IMO – It will depress household equity spending – (debt financed equity extraction from the homeowners asset/house).
IMO – falling house prices is not a problem because it will leave more room for the home buyer to consume other things – let’s hope home prices decline and the interest extraction is lowered. The big problem is debt overhang and lost jobs or lower paying jobs that will reduce overall demand.
The problem is, what if the house prices fall, and the debt extraction is NOT lowered. Absent a haircut by the investors, the “real” economy takes a massive hit. The spiral intensifies, cue the rough beast…
Yes – well let the investors take a huge hit – clobber the crap out of them. The housing market is one of the basic things required for survival – food, shelter, water. The investors (financing of assets to extract interest streams) drove the bubble up and created a demand problem for themselves in all sorts of markets. Fuck-em
Not that I care so much about investors in Dutch mortgage debt, but why would housing price reductions require a haircut of them? Does the resale value of a house influence the ability of a debtor to repay in some manner? No matter what happens to prices in a housing market, repaying mortgage debt always contrains borrowers’ capacity for other kinds of consumption, and usually does so in an entirely predictable manner. Borrowers tend to be less happy paying a mortgage on a property that is not appreciating in line with their hopes or dreams, but why should an investor take a haircut because of someone else’s unrealized hopes or dreams?
I have a dumb question I couldn’t answer in a conversation two days ago. Also can’t find the answer. It is this: do the EU countries pay taxes to the ECB?
European Central Bank http://en.wikipedia.org/wiki/European_Central_Bank
Although the ECB is governed by European law directly and thus not by corporate law applying to private law companies, its set-up resembles that of a corporation in the sense that the ECB has shareholders and stock capital. Its capital is five billion euro which is held by the national central banks of the member states as shareholders. The initial capital allocation key was determined in 1998 on the basis of the states’ population and GDP, but the key is adjustable. Shares in the ECB are not transferable and cannot be used as collateral.
… The owners and shareholders of the European Central Bank are the central banks of the 27 member states of the EU.
Thank you. I should have just searched for the ECB. Duh.
A heavy currency for a Low-labor productivity market-place or continent where capital substitution for labor is low is bound to have serious problems. Europe tethered to a Germanic
currency is asking for serious trouble.

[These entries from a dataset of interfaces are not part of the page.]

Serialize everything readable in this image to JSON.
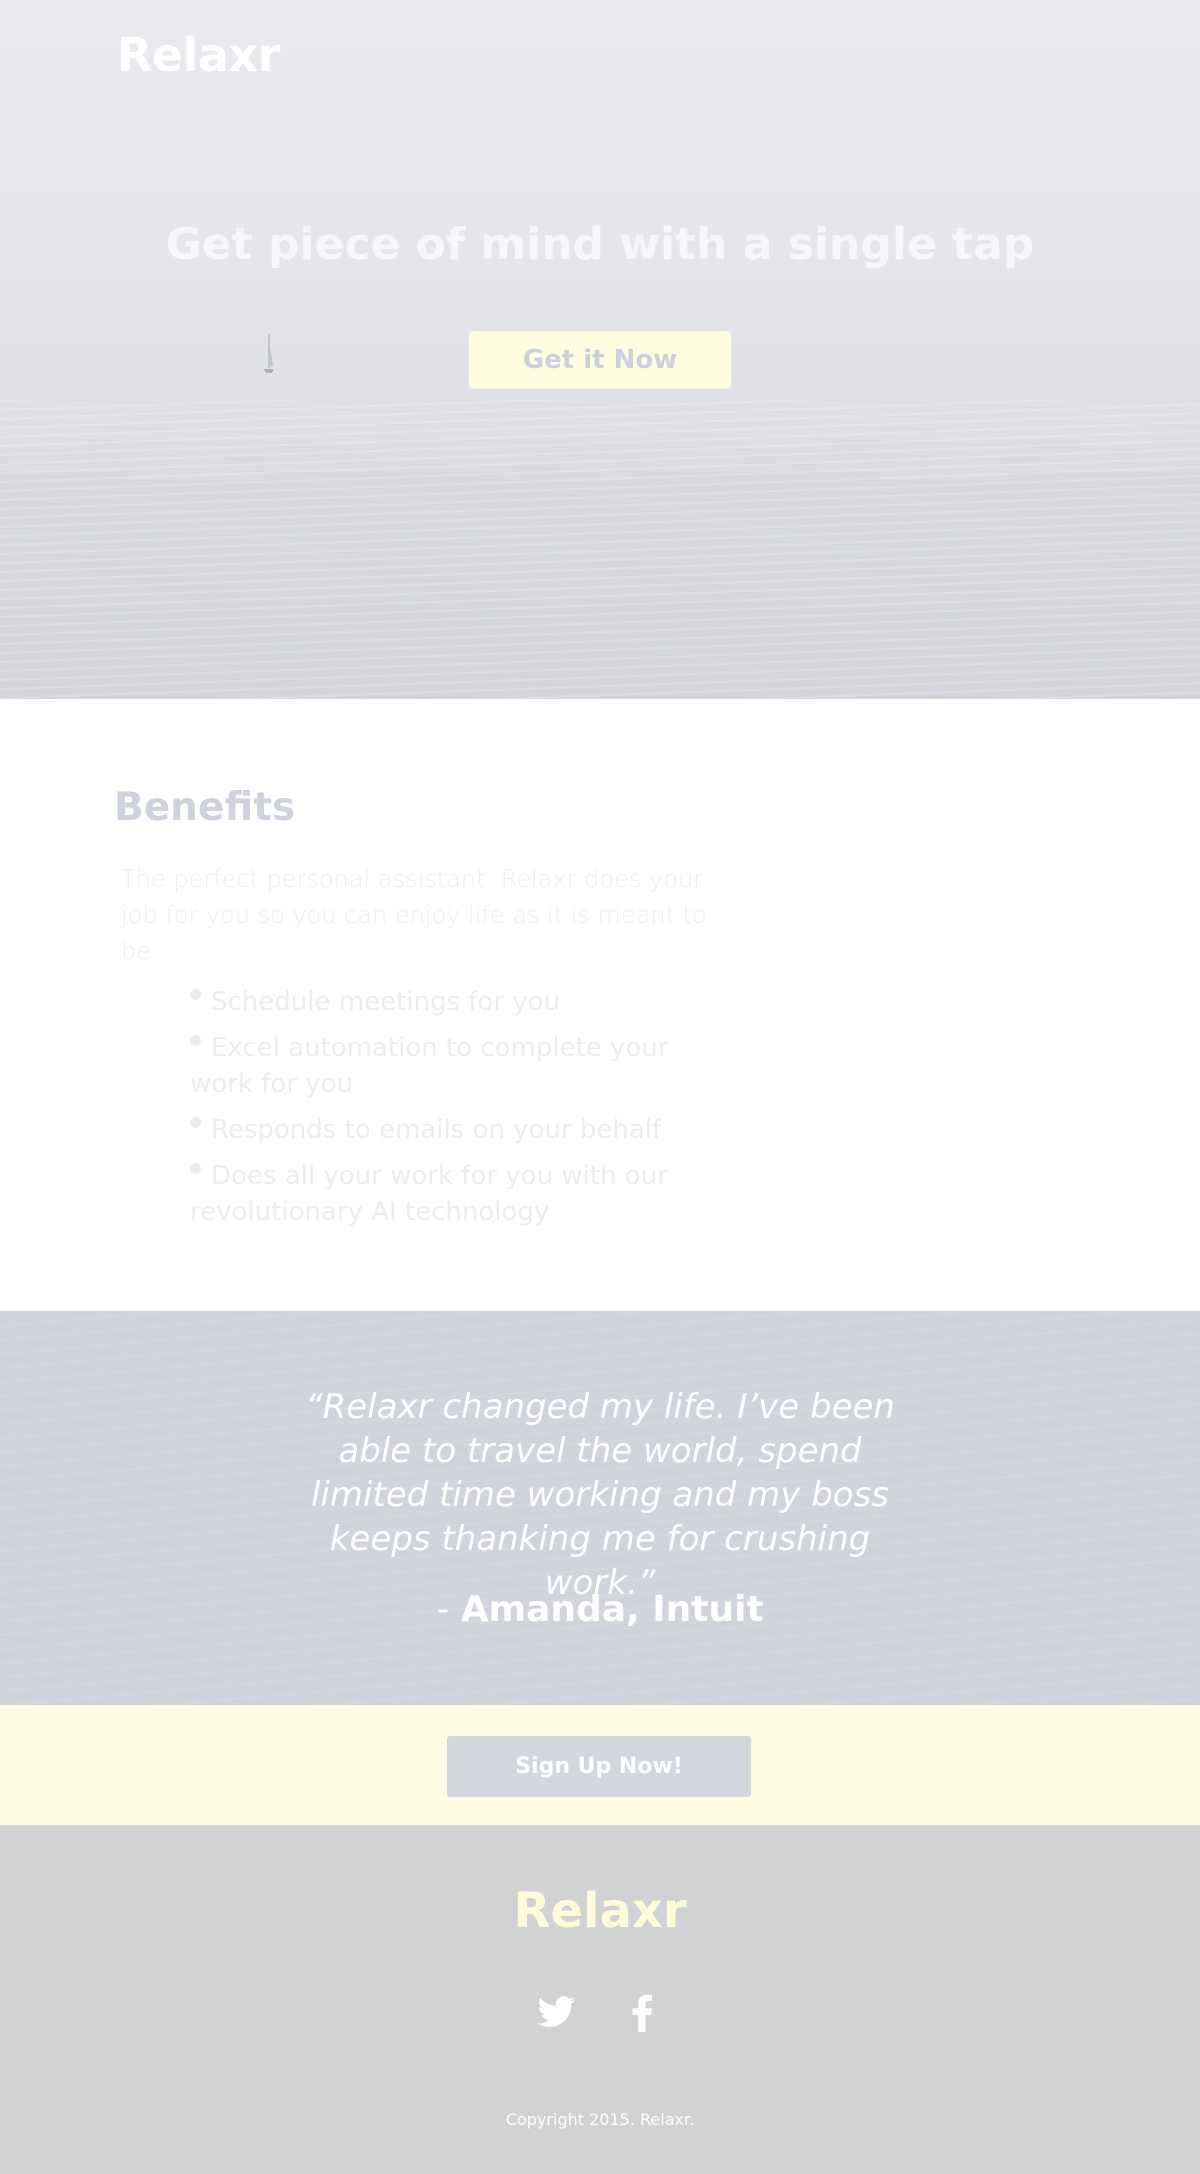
{
  "header": {
    "logo": "Relaxr"
  },
  "hero": {
    "title": "Get piece of mind with a single tap",
    "cta_label": "Get it Now"
  },
  "benefits": {
    "heading": "Benefits",
    "intro": "The perfect personal assistant. Relaxr does your job for you so you can enjoy life as it is meant to be.",
    "items": [
      {
        "label": "Schedule meetings for you"
      },
      {
        "label": "Excel automation to complete your work for you"
      },
      {
        "label": "Responds to emails on your behalf"
      },
      {
        "label": "Does all your work for you with our revolutionary AI technology"
      }
    ]
  },
  "testimonial": {
    "quote": "“Relaxr changed my life. I’ve been able to travel the world, spend limited time working and my boss keeps thanking me for crushing work.”",
    "dash": "- ",
    "author": "Amanda, Intuit"
  },
  "signup": {
    "button_label": "Sign Up Now!"
  },
  "footer": {
    "logo": "Relaxr",
    "social": [
      {
        "icon": "twitter-icon"
      },
      {
        "icon": "facebook-icon"
      }
    ],
    "copyright": "Copyright 2015. Relaxr."
  },
  "colors": {
    "accent_yellow": "#fefde0",
    "heading_blue": "#cfd2de",
    "footer_bg": "#d1d2d3",
    "testimonial_bg": "#d1d3dc"
  }
}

The problems of French auto production and its mistakes are legion. They could have made a Prius, but no. All electric cars are not selling because they are too expensive and range limited. And, of course rich dividends must be paid to Government susbsidized companies like Peugot. You can only extract so much out of the Asian hinterland. Greece all over again.
1 Euro = 1 USD and then perhaps!
All of this suggests that if European Union member countries were allowed the right to use tariffs amongst themselves to balance their current accounts the destabilizing dysfunctionality would tend to abate bar the usual smuggling operations.